MXR EVH 90 Phaser Pedal


Continuing on from renewed interest in Van Halen – particularly the band’s early music – the MXR EVH 90 is a collaboration between Eddie Van Halen and Dunlop Manufacturing that aims to provide an updated version of the legendary Phase 90, which featured on many Van Halen recordings.

The EVH 90 features similar spacey swirls and hypnotic warbles that made the original Phase 90 such a sought-after item, but the EVH 90 also features an all-new Script switch that lets you instantly toggle between a vintage, Script Logo phase tone and a more modern, aggressive Block Logo phase tone. And of course the EVH 90 sports on of the coolest (and most recognizable) graphics in the history of rock: the red, white, and black stripes from Eddie’s legendary Frankenstein guitar.

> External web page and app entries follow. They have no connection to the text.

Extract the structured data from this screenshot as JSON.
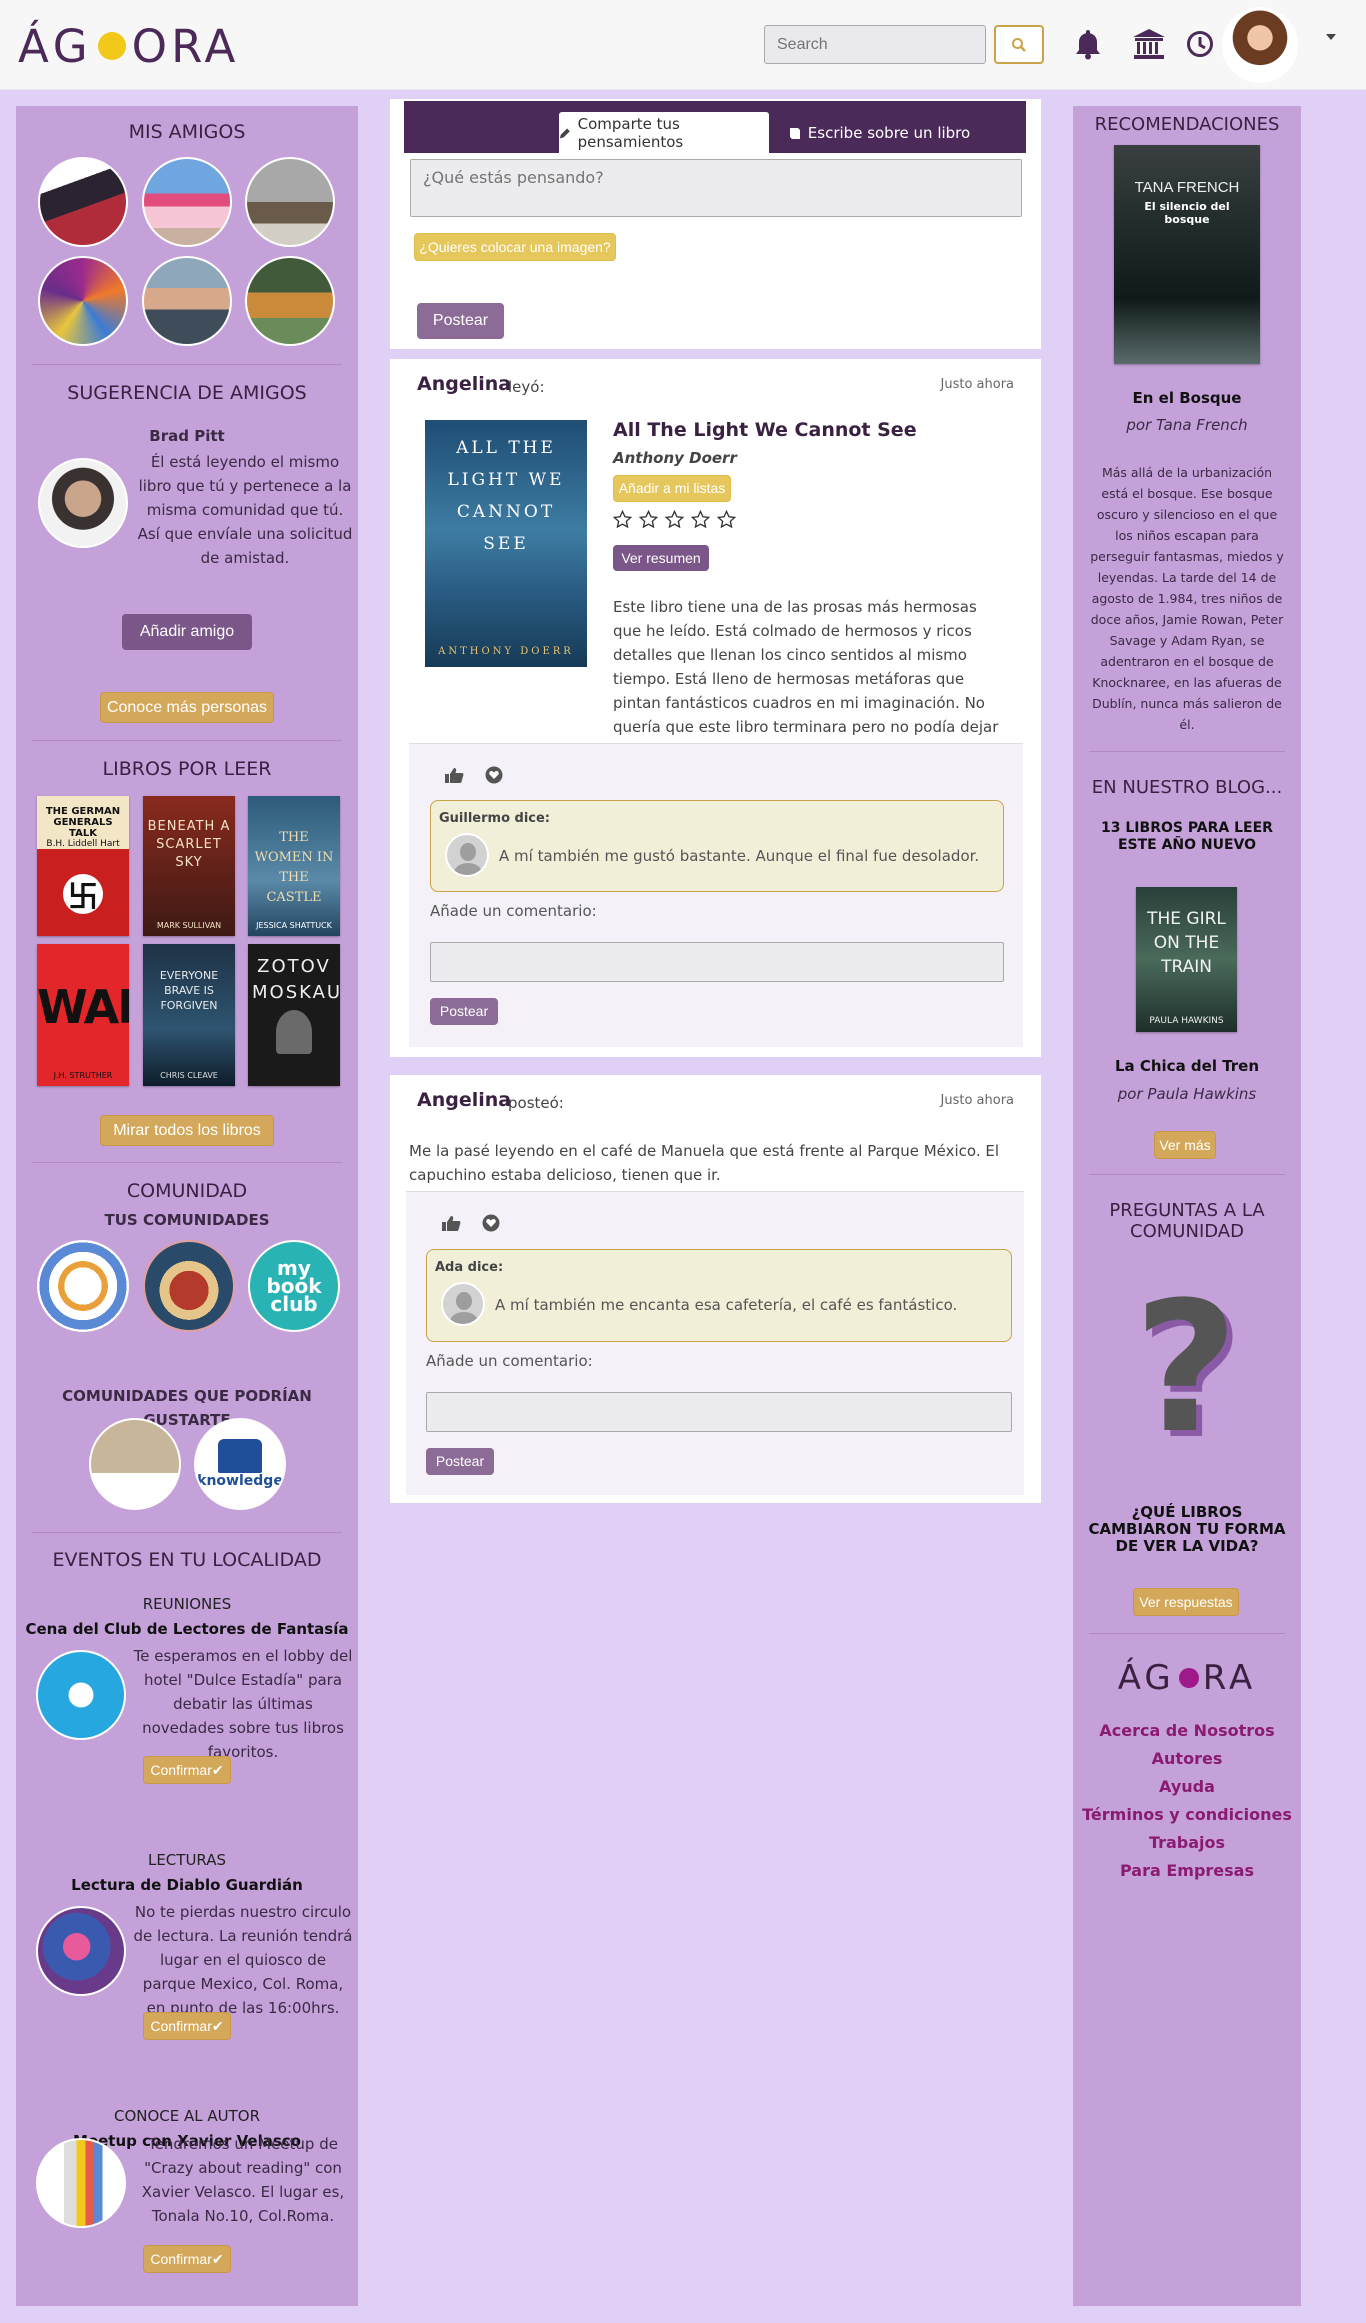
{
  "header": {
    "logo_text_left": "Á",
    "logo_text_right": "ORA",
    "search_placeholder": "Search"
  },
  "left": {
    "friends_title": "MIS AMIGOS",
    "suggest_title": "SUGERENCIA DE AMIGOS",
    "suggest_name": "Brad Pitt",
    "suggest_text": "Él está leyendo el mismo libro que tú y pertenece a la misma comunidad que tú. Así que envíale una solicitud de amistad.",
    "add_friend": "Añadir amigo",
    "meet_more": "Conoce más personas",
    "books_title": "LIBROS POR LEER",
    "books": [
      {
        "title": "THE GERMAN GENERALS TALK",
        "author": "B.H. Liddell Hart"
      },
      {
        "title": "BENEATH A SCARLET SKY",
        "author": "MARK SULLIVAN"
      },
      {
        "title": "THE WOMEN IN THE CASTLE",
        "author": "JESSICA SHATTUCK"
      },
      {
        "title": "WAR",
        "author": "J.H. STRUTHER"
      },
      {
        "title": "EVERYONE BRAVE IS FORGIVEN",
        "author": "CHRIS CLEAVE"
      },
      {
        "title": "ZOTOV MOSKAU",
        "author": ""
      }
    ],
    "see_all_books": "Mirar todos los libros",
    "community_title": "COMUNIDAD",
    "your_communities": "TUS COMUNIDADES",
    "community3_text": "my book club",
    "might_like": "COMUNIDADES QUE PODRÍAN GUSTARTE",
    "community5_text": "knowledge",
    "events_title": "EVENTOS EN TU LOCALIDAD",
    "events": [
      {
        "type": "REUNIONES",
        "name": "Cena del Club de Lectores de Fantasía",
        "text": "Te esperamos en el lobby del hotel \"Dulce Estadía\" para debatir las últimas novedades sobre tus libros favoritos.",
        "btn": "Confirmar✔"
      },
      {
        "type": "LECTURAS",
        "name": "Lectura de Diablo Guardián",
        "text": "No te pierdas nuestro circulo de lectura. La reunión tendrá lugar en el quiosco de parque Mexico, Col. Roma, en punto de las 16:00hrs.",
        "btn": "Confirmar✔"
      },
      {
        "type": "CONOCE AL AUTOR",
        "name": "Meetup con Xavier Velasco",
        "text": "Tendremos un Meetup de \"Crazy about reading\" con Xavier Velasco. El lugar es, Tonala No.10, Col.Roma.",
        "btn": "Confirmar✔"
      }
    ]
  },
  "composer": {
    "tab1": "Comparte tus pensamientos",
    "tab2": "Escribe sobre un libro",
    "placeholder": "¿Qué estás pensando?",
    "image_btn": "¿Quieres colocar una imagen?",
    "post_btn": "Postear"
  },
  "post1": {
    "author": "Angelina",
    "action": "leyó:",
    "time": "Justo ahora",
    "book_title": "All The Light We Cannot See",
    "book_author": "Anthony Doerr",
    "cover_title": "ALL THE LIGHT WE CANNOT SEE",
    "cover_author": "ANTHONY DOERR",
    "add_list": "Añadir a mi listas",
    "rating": 0,
    "summary_btn": "Ver resumen",
    "review": "Este libro tiene una de las prosas más hermosas que he leído. Está colmado de hermosos y ricos detalles que llenan los cinco sentidos al mismo tiempo. Está lleno de hermosas metáforas que pintan fantásticos cuadros en mi imaginación. No quería que este libro terminara pero no podía dejar de leerlo.",
    "comment_author": "Guillermo dice:",
    "comment_text": "A mí también me gustó bastante. Aunque el final fue desolador.",
    "add_comment": "Añade un comentario:",
    "post_btn": "Postear"
  },
  "post2": {
    "author": "Angelina",
    "action": "posteó:",
    "time": "Justo ahora",
    "text": "Me la pasé leyendo en el café de Manuela que está frente al Parque México. El capuchino estaba delicioso, tienen que ir.",
    "comment_author": "Ada dice:",
    "comment_text": "A mí también me encanta esa cafetería, el café es fantástico.",
    "add_comment": "Añade un comentario:",
    "post_btn": "Postear"
  },
  "right": {
    "reco_title": "RECOMENDACIONES",
    "reco_cover_author": "TANA FRENCH",
    "reco_cover_title": "El silencio del bosque",
    "reco_book": "En el Bosque",
    "reco_by": "por Tana French",
    "reco_text": "Más allá de la urbanización está el bosque. Ese bosque oscuro y silencioso en el que los niños escapan para perseguir fantasmas, miedos y leyendas. La tarde del 14 de agosto de 1.984, tres niños de doce años, Jamie Rowan, Peter Savage y Adam Ryan, se adentraron en el bosque de Knocknaree, en las afueras de Dublín, nunca más salieron de él.",
    "blog_title": "EN NUESTRO BLOG...",
    "blog_sub": "13 LIBROS PARA LEER ESTE AÑO NUEVO",
    "blog_cover_title": "THE GIRL ON THE TRAIN",
    "blog_cover_author": "PAULA HAWKINS",
    "blog_book": "La Chica del Tren",
    "blog_by": "por Paula Hawkins",
    "see_more": "Ver más",
    "questions_title": "PREGUNTAS A LA COMUNIDAD",
    "question_text": "¿QUÉ LIBROS CAMBIARON TU FORMA DE VER LA VIDA?",
    "answers_btn": "Ver respuestas",
    "footer_logo_left": "ÁG",
    "footer_logo_right": "RA",
    "links": [
      "Acerca de Nosotros",
      "Autores",
      "Ayuda",
      "Términos y condiciones",
      "Trabajos",
      "Para Empresas"
    ]
  },
  "colors": {
    "accent": "#4b2a59",
    "gold": "#d4a85a",
    "panel": "#c4a1d9",
    "bg": "#e0d0f6",
    "link": "#8b1a73"
  }
}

One might think that the novelty of a swirling guitar sound would wear off relatively fast, but the EVH 90 proves itself quite the versatile unit with a little tweaking. Synth / keyboard sounds can be approximated, or on more subtle settings the effect can be used to thicken out upper chord voicings or single note lines. Paul Gilbert is one guitarist who comes to mind who has often employed a phaser for this purpose in a rock trio setting.

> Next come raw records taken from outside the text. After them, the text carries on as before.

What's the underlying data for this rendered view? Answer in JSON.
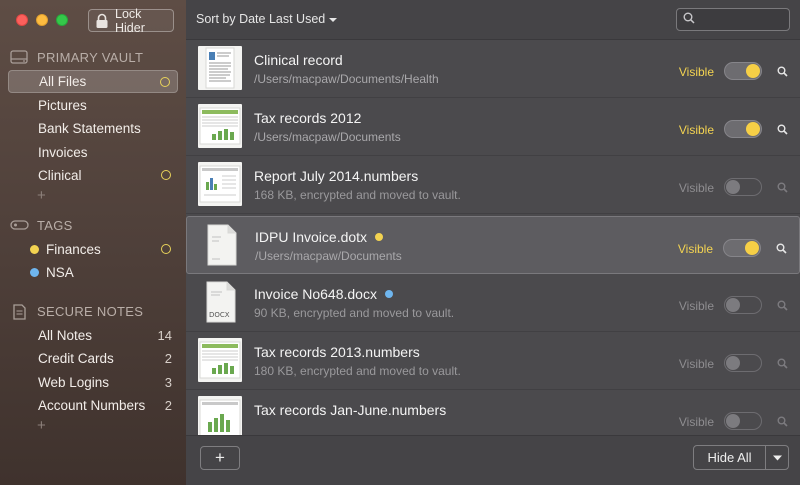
{
  "window": {
    "lock_button_label": "Lock Hider"
  },
  "sidebar": {
    "vault_header": "PRIMARY VAULT",
    "vault_items": [
      {
        "label": "All Files",
        "marker": true
      },
      {
        "label": "Pictures",
        "marker": false
      },
      {
        "label": "Bank Statements",
        "marker": false
      },
      {
        "label": "Invoices",
        "marker": false
      },
      {
        "label": "Clinical",
        "marker": true
      }
    ],
    "tags_header": "TAGS",
    "tags": [
      {
        "label": "Finances",
        "color": "#f3d351",
        "marker": true
      },
      {
        "label": "NSA",
        "color": "#6fb6ef",
        "marker": false
      }
    ],
    "notes_header": "SECURE NOTES",
    "notes": [
      {
        "label": "All Notes",
        "count": "14"
      },
      {
        "label": "Credit Cards",
        "count": "2"
      },
      {
        "label": "Web Logins",
        "count": "3"
      },
      {
        "label": "Account Numbers",
        "count": "2"
      }
    ],
    "add_symbol": "+"
  },
  "toolbar": {
    "sort_label": "Sort by Date Last Used",
    "search_placeholder": ""
  },
  "files": [
    {
      "name": "Clinical record",
      "sub": "/Users/macpaw/Documents/Health",
      "visible_label": "Visible",
      "visible": true,
      "thumb": "document"
    },
    {
      "name": "Tax records 2012",
      "sub": "/Users/macpaw/Documents",
      "visible_label": "Visible",
      "visible": true,
      "thumb": "spreadsheet"
    },
    {
      "name": "Report July 2014.numbers",
      "sub": "168 KB, encrypted and moved to vault.",
      "visible_label": "Visible",
      "visible": false,
      "thumb": "chart"
    },
    {
      "name": "IDPU Invoice.dotx",
      "sub": "/Users/macpaw/Documents",
      "visible_label": "Visible",
      "visible": true,
      "thumb": "blank-doc",
      "tag_color": "#f3d351"
    },
    {
      "name": "Invoice No648.docx",
      "sub": "90 KB, encrypted and moved to vault.",
      "visible_label": "Visible",
      "visible": false,
      "thumb": "docx",
      "tag_color": "#6fb6ef"
    },
    {
      "name": "Tax records 2013.numbers",
      "sub": "180 KB, encrypted and moved to vault.",
      "visible_label": "Visible",
      "visible": false,
      "thumb": "spreadsheet"
    },
    {
      "name": "Tax records Jan-June.numbers",
      "sub": "",
      "visible_label": "Visible",
      "visible": false,
      "thumb": "chart"
    }
  ],
  "docx_thumb_label": "DOCX",
  "bottom": {
    "add_symbol": "+",
    "hide_all_label": "Hide All"
  },
  "colors": {
    "accent_yellow": "#f3d351",
    "toggle_knob_on": "#f6cf46",
    "tag_blue": "#6fb6ef"
  }
}
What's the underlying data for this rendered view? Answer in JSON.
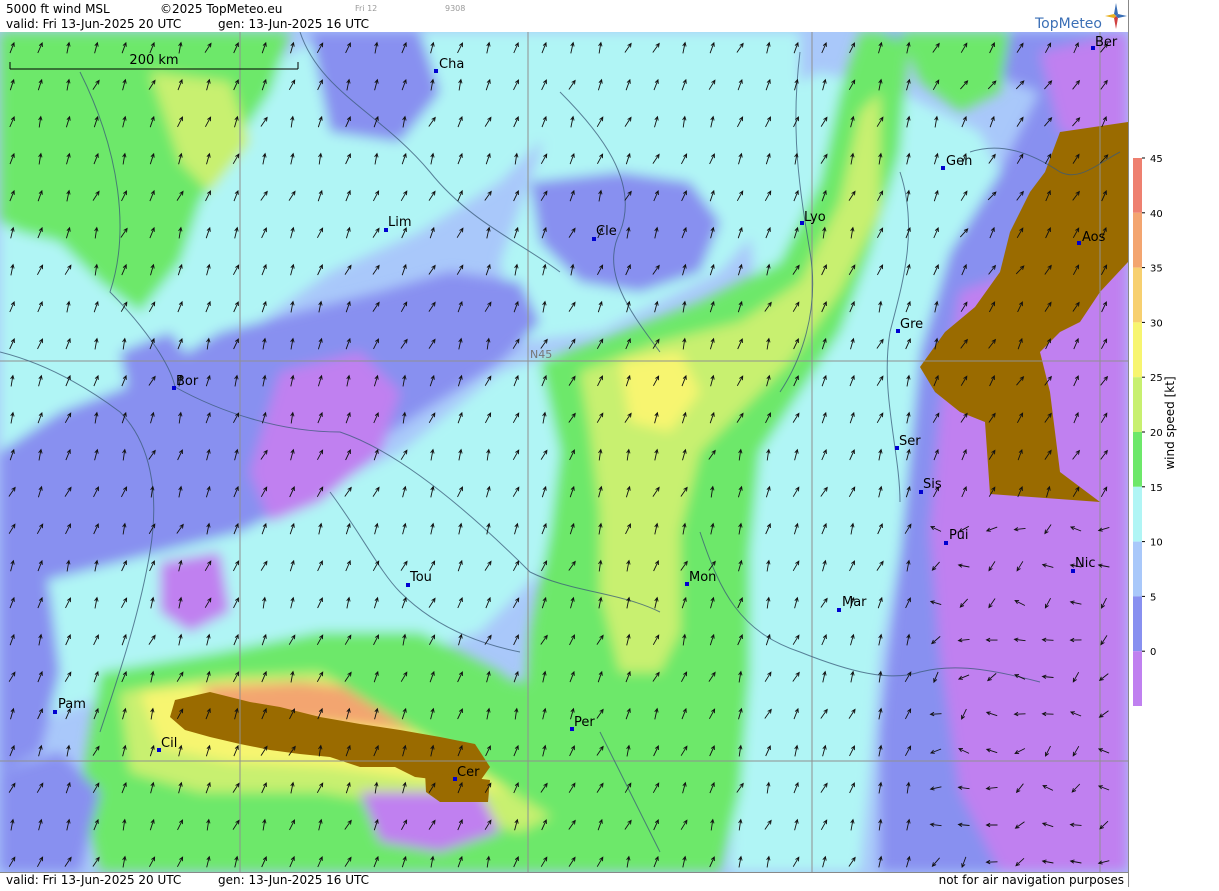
{
  "header": {
    "line1_left": "5000 ft wind MSL",
    "copyright": "©2025 TopMeteo.eu",
    "day_small": "Fri 12",
    "code_small": "9308",
    "valid": "valid:  Fri  13-Jun-2025  20 UTC",
    "gen": "gen: 13-Jun-2025 16 UTC"
  },
  "logo": {
    "text": "TopMeteo"
  },
  "scale_bar": {
    "label": "200 km"
  },
  "grid": {
    "lat_label": "N45"
  },
  "footer": {
    "valid": "valid:  Fri  13-Jun-2025  20 UTC",
    "gen": "gen: 13-Jun-2025 16 UTC",
    "disclaimer": "not for air navigation purposes"
  },
  "legend": {
    "title": "wind  speed  [kt]",
    "ticks": [
      "45",
      "40",
      "35",
      "30",
      "25",
      "20",
      "15",
      "10",
      "5",
      "0"
    ],
    "colors": [
      "#ee8070",
      "#f3a570",
      "#f7d070",
      "#f7f570",
      "#c8f070",
      "#6de86a",
      "#b0f5f5",
      "#a9c8fa",
      "#8890f0",
      "#c080f0"
    ]
  },
  "cities": [
    {
      "name": "Ber"
    },
    {
      "name": "Cha"
    },
    {
      "name": "Gen"
    },
    {
      "name": "Lim"
    },
    {
      "name": "Cle"
    },
    {
      "name": "Lyo"
    },
    {
      "name": "Aos"
    },
    {
      "name": "Gre"
    },
    {
      "name": "Bor"
    },
    {
      "name": "Ser"
    },
    {
      "name": "Sis"
    },
    {
      "name": "Pui"
    },
    {
      "name": "Tou"
    },
    {
      "name": "Mon"
    },
    {
      "name": "Mar"
    },
    {
      "name": "Nic"
    },
    {
      "name": "Pam"
    },
    {
      "name": "Per"
    },
    {
      "name": "Cil"
    },
    {
      "name": "Cer"
    }
  ],
  "colors": {
    "calm": "#c080f0",
    "w5": "#8890f0",
    "w10": "#a9c8fa",
    "w15": "#b0f5f5",
    "w20": "#6de86a",
    "w25": "#c8f070",
    "w30": "#f7f570",
    "w35": "#f7d070",
    "w40": "#f3a570",
    "terrain": "#9a6b00"
  }
}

Powered by a Dunlop ECB003 AC Adapter or Single 9 volt battery, the MXR EVH90 phaser pedal retails for $229.




Classic Series '72 Telecaster Thinline
Classic Series ’72 Telecaster Thinline

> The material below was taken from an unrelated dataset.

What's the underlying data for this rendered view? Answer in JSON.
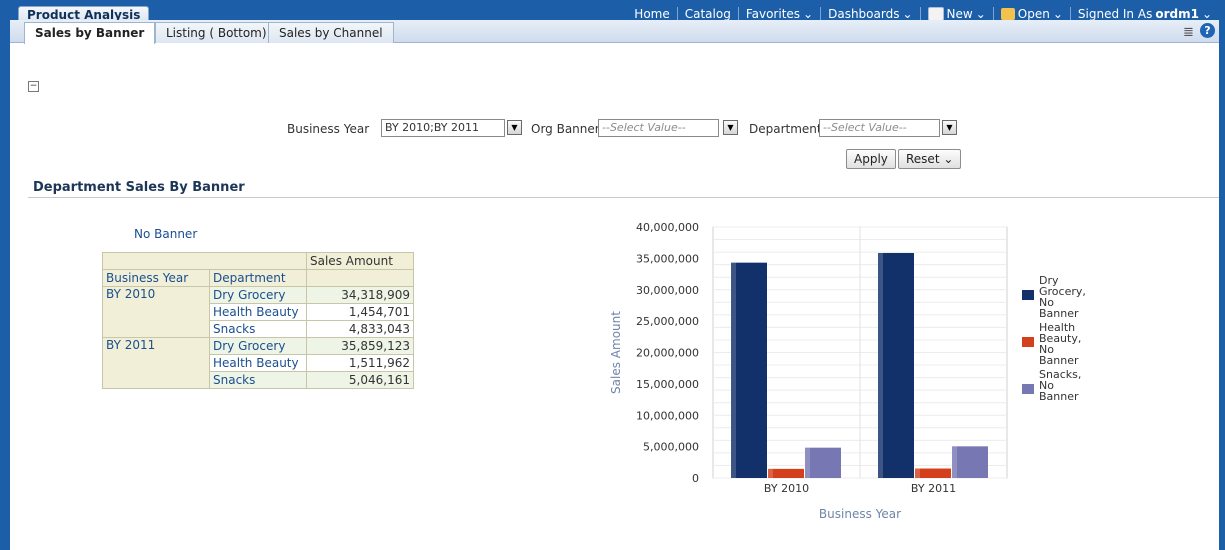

In 1972 the Fender Telecaster guitar had an interesting year. Telecasters were available in several designs with more options offered than ever before. The Classic Series ’72 Telecaster Thinline firstly features the dual-humbucking pickup configuration introduced in that year along with several other departures from the traditional Telecaster design that make it a viable option for players after that little bit of variety in a tried and true model. The semi-hollow ash body with f-hole not only aids a different tonality but also provides a unique and classy look. The u-shaped maple neck with bullet truss rod nut and three-bolt neck plate (complete with Micro-Tilt adjustment options) coupled with a maple fingerboard creates a very comfortable fretting experience. A vintage-style string-through-body hard-tail bridge and vintage-style tuners round out the hardware, providing stable and reliable tuning.

On the middle pickup setting, that Telecaster twang can still be coaxed out of the instrument, but there’s no doubt that this pickup configuration is more suited to players who love the Tele feel but long for meatier tones and less background noise from this style of instrument. In any case, the guitar still cleans up reasonable well on the bridge and neck settings, and is certainly not over the top when running higher gain amp or pedal settings.

The Fender Classic Series ’72 Telecaster Thinline electric guitar comes from Fender’s Mexican factory and is a worthy stage or studio option at a retail price of $2049.